Set every entry down again precisely.

=== Begin Enclosure ===

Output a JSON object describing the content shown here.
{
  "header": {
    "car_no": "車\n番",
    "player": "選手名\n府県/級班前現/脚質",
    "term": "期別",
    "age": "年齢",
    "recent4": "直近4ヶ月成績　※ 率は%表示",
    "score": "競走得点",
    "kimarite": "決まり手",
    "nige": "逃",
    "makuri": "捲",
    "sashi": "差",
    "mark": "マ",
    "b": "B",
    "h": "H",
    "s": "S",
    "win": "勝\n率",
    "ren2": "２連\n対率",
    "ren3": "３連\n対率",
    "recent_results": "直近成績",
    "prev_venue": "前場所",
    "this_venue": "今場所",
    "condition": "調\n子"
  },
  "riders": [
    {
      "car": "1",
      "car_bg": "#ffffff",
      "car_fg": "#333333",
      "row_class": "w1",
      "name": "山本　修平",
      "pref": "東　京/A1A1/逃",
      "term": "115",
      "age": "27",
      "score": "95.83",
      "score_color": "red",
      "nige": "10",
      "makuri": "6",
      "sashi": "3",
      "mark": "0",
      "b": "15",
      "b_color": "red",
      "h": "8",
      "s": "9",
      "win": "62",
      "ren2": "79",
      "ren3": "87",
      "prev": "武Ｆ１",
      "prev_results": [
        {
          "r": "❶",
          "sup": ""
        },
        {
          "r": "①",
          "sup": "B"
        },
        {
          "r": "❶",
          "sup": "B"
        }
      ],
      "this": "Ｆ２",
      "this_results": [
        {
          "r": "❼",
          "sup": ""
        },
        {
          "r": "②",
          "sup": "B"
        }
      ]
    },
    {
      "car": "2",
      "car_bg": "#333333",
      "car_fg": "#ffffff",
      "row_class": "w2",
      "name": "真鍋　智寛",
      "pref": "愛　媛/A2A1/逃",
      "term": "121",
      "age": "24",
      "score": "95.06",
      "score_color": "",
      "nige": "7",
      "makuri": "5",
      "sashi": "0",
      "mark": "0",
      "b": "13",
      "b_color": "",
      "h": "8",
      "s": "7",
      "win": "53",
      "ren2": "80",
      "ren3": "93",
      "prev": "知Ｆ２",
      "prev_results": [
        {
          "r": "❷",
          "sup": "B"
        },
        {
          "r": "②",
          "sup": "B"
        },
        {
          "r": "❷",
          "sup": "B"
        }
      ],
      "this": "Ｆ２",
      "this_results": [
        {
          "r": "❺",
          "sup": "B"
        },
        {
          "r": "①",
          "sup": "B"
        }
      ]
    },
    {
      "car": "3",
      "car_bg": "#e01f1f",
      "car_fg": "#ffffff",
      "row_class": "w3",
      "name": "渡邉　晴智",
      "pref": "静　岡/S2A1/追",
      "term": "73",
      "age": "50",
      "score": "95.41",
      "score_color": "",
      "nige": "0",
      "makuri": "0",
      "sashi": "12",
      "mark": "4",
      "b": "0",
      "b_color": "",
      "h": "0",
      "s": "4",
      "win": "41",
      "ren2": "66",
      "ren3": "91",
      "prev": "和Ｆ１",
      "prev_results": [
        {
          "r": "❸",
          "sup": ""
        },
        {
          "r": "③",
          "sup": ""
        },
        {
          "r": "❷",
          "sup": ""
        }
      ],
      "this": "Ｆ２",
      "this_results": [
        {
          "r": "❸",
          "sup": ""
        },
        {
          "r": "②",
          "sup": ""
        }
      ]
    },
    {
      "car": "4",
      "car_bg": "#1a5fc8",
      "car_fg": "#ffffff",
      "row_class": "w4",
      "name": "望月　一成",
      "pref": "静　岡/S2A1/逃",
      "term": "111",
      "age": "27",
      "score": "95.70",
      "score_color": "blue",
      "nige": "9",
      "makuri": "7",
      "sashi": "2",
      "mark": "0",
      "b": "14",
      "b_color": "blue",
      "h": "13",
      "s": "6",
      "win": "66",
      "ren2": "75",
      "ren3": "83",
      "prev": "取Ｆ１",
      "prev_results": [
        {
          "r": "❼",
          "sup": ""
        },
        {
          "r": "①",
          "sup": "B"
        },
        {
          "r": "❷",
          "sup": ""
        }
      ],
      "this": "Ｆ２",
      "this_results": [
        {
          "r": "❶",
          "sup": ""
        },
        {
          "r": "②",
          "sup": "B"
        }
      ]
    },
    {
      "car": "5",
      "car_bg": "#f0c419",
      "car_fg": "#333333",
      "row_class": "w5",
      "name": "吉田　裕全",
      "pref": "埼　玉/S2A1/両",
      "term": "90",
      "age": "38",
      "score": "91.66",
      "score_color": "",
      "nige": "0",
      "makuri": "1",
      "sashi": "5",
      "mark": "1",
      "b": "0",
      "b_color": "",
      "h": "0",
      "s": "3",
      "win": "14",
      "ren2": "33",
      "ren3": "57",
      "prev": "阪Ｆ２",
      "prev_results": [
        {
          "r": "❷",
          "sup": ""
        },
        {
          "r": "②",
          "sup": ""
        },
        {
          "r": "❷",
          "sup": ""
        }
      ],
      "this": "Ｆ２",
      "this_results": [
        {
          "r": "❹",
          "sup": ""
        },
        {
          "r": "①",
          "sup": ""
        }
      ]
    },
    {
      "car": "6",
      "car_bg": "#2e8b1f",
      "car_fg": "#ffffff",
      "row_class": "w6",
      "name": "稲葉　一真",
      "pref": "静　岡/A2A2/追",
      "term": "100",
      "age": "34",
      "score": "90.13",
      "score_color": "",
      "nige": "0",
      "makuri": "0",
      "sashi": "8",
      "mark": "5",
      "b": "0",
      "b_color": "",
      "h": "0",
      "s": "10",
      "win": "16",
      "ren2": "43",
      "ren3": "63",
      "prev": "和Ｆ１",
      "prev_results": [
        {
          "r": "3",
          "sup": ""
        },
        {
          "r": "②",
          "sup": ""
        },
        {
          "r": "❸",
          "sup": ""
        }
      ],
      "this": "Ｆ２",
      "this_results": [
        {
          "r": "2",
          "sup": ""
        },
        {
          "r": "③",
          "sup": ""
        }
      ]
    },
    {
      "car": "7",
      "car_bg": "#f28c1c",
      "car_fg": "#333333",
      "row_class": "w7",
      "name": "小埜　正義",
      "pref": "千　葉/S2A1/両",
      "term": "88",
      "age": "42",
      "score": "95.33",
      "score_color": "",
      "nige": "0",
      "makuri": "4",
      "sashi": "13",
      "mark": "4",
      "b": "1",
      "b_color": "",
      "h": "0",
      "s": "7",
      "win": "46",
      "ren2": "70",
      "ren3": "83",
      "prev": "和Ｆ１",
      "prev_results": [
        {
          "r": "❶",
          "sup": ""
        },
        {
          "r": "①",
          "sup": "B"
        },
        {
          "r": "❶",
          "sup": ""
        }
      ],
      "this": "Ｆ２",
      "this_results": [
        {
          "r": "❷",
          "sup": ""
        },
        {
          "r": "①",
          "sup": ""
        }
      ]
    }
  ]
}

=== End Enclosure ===

* **Reply**
Output a JSON object describing the content shown here.
{
  "header": {
    "car_no": "車\n番",
    "player": "選手名\n府県/級班前現/脚質",
    "term": "期別",
    "age": "年齢",
    "recent4": "直近4ヶ月成績　※ 率は%表示",
    "score": "競走得点",
    "kimarite": "決まり手",
    "nige": "逃",
    "makuri": "捲",
    "sashi": "差",
    "mark": "マ",
    "b": "B",
    "h": "H",
    "s": "S",
    "win": "勝\n率",
    "ren2": "２連\n対率",
    "ren3": "３連\n対率",
    "recent_results": "直近成績",
    "prev_venue": "前場所",
    "this_venue": "今場所",
    "condition": "調\n子"
  },
  "riders": [
    {
      "car": "1",
      "car_bg": "#ffffff",
      "car_fg": "#333333",
      "row_class": "w1",
      "name": "山本　修平",
      "pref": "東　京/A1A1/逃",
      "term": "115",
      "age": "27",
      "score": "95.83",
      "score_color": "red",
      "nige": "10",
      "makuri": "6",
      "sashi": "3",
      "mark": "0",
      "b": "15",
      "b_color": "red",
      "h": "8",
      "s": "9",
      "win": "62",
      "ren2": "79",
      "ren3": "87",
      "prev": "武Ｆ１",
      "prev_results": [
        {
          "r": "❶",
          "sup": ""
        },
        {
          "r": "①",
          "sup": "B"
        },
        {
          "r": "❶",
          "sup": "B"
        }
      ],
      "this": "Ｆ２",
      "this_results": [
        {
          "r": "❼",
          "sup": ""
        },
        {
          "r": "②",
          "sup": "B"
        }
      ]
    },
    {
      "car": "2",
      "car_bg": "#333333",
      "car_fg": "#ffffff",
      "row_class": "w2",
      "name": "真鍋　智寛",
      "pref": "愛　媛/A2A1/逃",
      "term": "121",
      "age": "24",
      "score": "95.06",
      "score_color": "",
      "nige": "7",
      "makuri": "5",
      "sashi": "0",
      "mark": "0",
      "b": "13",
      "b_color": "",
      "h": "8",
      "s": "7",
      "win": "53",
      "ren2": "80",
      "ren3": "93",
      "prev": "知Ｆ２",
      "prev_results": [
        {
          "r": "❷",
          "sup": "B"
        },
        {
          "r": "②",
          "sup": "B"
        },
        {
          "r": "❷",
          "sup": "B"
        }
      ],
      "this": "Ｆ２",
      "this_results": [
        {
          "r": "❺",
          "sup": "B"
        },
        {
          "r": "①",
          "sup": "B"
        }
      ]
    },
    {
      "car": "3",
      "car_bg": "#e01f1f",
      "car_fg": "#ffffff",
      "row_class": "w3",
      "name": "渡邉　晴智",
      "pref": "静　岡/S2A1/追",
      "term": "73",
      "age": "50",
      "score": "95.41",
      "score_color": "",
      "nige": "0",
      "makuri": "0",
      "sashi": "12",
      "mark": "4",
      "b": "0",
      "b_color": "",
      "h": "0",
      "s": "4",
      "win": "41",
      "ren2": "66",
      "ren3": "91",
      "prev": "和Ｆ１",
      "prev_results": [
        {
          "r": "❸",
          "sup": ""
        },
        {
          "r": "③",
          "sup": ""
        },
        {
          "r": "❷",
          "sup": ""
        }
      ],
      "this": "Ｆ２",
      "this_results": [
        {
          "r": "❸",
          "sup": ""
        },
        {
          "r": "②",
          "sup": ""
        }
      ]
    },
    {
      "car": "4",
      "car_bg": "#1a5fc8",
      "car_fg": "#ffffff",
      "row_class": "w4",
      "name": "望月　一成",
      "pref": "静　岡/S2A1/逃",
      "term": "111",
      "age": "27",
      "score": "95.70",
      "score_color": "blue",
      "nige": "9",
      "makuri": "7",
      "sashi": "2",
      "mark": "0",
      "b": "14",
      "b_color": "blue",
      "h": "13",
      "s": "6",
      "win": "66",
      "ren2": "75",
      "ren3": "83",
      "prev": "取Ｆ１",
      "prev_results": [
        {
          "r": "❼",
          "sup": ""
        },
        {
          "r": "①",
          "sup": "B"
        },
        {
          "r": "❷",
          "sup": ""
        }
      ],
      "this": "Ｆ２",
      "this_results": [
        {
          "r": "❶",
          "sup": ""
        },
        {
          "r": "②",
          "sup": "B"
        }
      ]
    },
    {
      "car": "5",
      "car_bg": "#f0c419",
      "car_fg": "#333333",
      "row_class": "w5",
      "name": "吉田　裕全",
      "pref": "埼　玉/S2A1/両",
      "term": "90",
      "age": "38",
      "score": "91.66",
      "score_color": "",
      "nige": "0",
      "makuri": "1",
      "sashi": "5",
      "mark": "1",
      "b": "0",
      "b_color": "",
      "h": "0",
      "s": "3",
      "win": "14",
      "ren2": "33",
      "ren3": "57",
      "prev": "阪Ｆ２",
      "prev_results": [
        {
          "r": "❷",
          "sup": ""
        },
        {
          "r": "②",
          "sup": ""
        },
        {
          "r": "❷",
          "sup": ""
        }
      ],
      "this": "Ｆ２",
      "this_results": [
        {
          "r": "❹",
          "sup": ""
        },
        {
          "r": "①",
          "sup": ""
        }
      ]
    },
    {
      "car": "6",
      "car_bg": "#2e8b1f",
      "car_fg": "#ffffff",
      "row_class": "w6",
      "name": "稲葉　一真",
      "pref": "静　岡/A2A2/追",
      "term": "100",
      "age": "34",
      "score": "90.13",
      "score_color": "",
      "nige": "0",
      "makuri": "0",
      "sashi": "8",
      "mark": "5",
      "b": "0",
      "b_color": "",
      "h": "0",
      "s": "10",
      "win": "16",
      "ren2": "43",
      "ren3": "63",
      "prev": "和Ｆ１",
      "prev_results": [
        {
          "r": "3",
          "sup": ""
        },
        {
          "r": "②",
          "sup": ""
        },
        {
          "r": "❸",
          "sup": ""
        }
      ],
      "this": "Ｆ２",
      "this_results": [
        {
          "r": "2",
          "sup": ""
        },
        {
          "r": "③",
          "sup": ""
        }
      ]
    },
    {
      "car": "7",
      "car_bg": "#f28c1c",
      "car_fg": "#333333",
      "row_class": "w7",
      "name": "小埜　正義",
      "pref": "千　葉/S2A1/両",
      "term": "88",
      "age": "42",
      "score": "95.33",
      "score_color": "",
      "nige": "0",
      "makuri": "4",
      "sashi": "13",
      "mark": "4",
      "b": "1",
      "b_color": "",
      "h": "0",
      "s": "7",
      "win": "46",
      "ren2": "70",
      "ren3": "83",
      "prev": "和Ｆ１",
      "prev_results": [
        {
          "r": "❶",
          "sup": ""
        },
        {
          "r": "①",
          "sup": "B"
        },
        {
          "r": "❶",
          "sup": ""
        }
      ],
      "this": "Ｆ２",
      "this_results": [
        {
          "r": "❷",
          "sup": ""
        },
        {
          "r": "①",
          "sup": ""
        }
      ]
    }
  ]
}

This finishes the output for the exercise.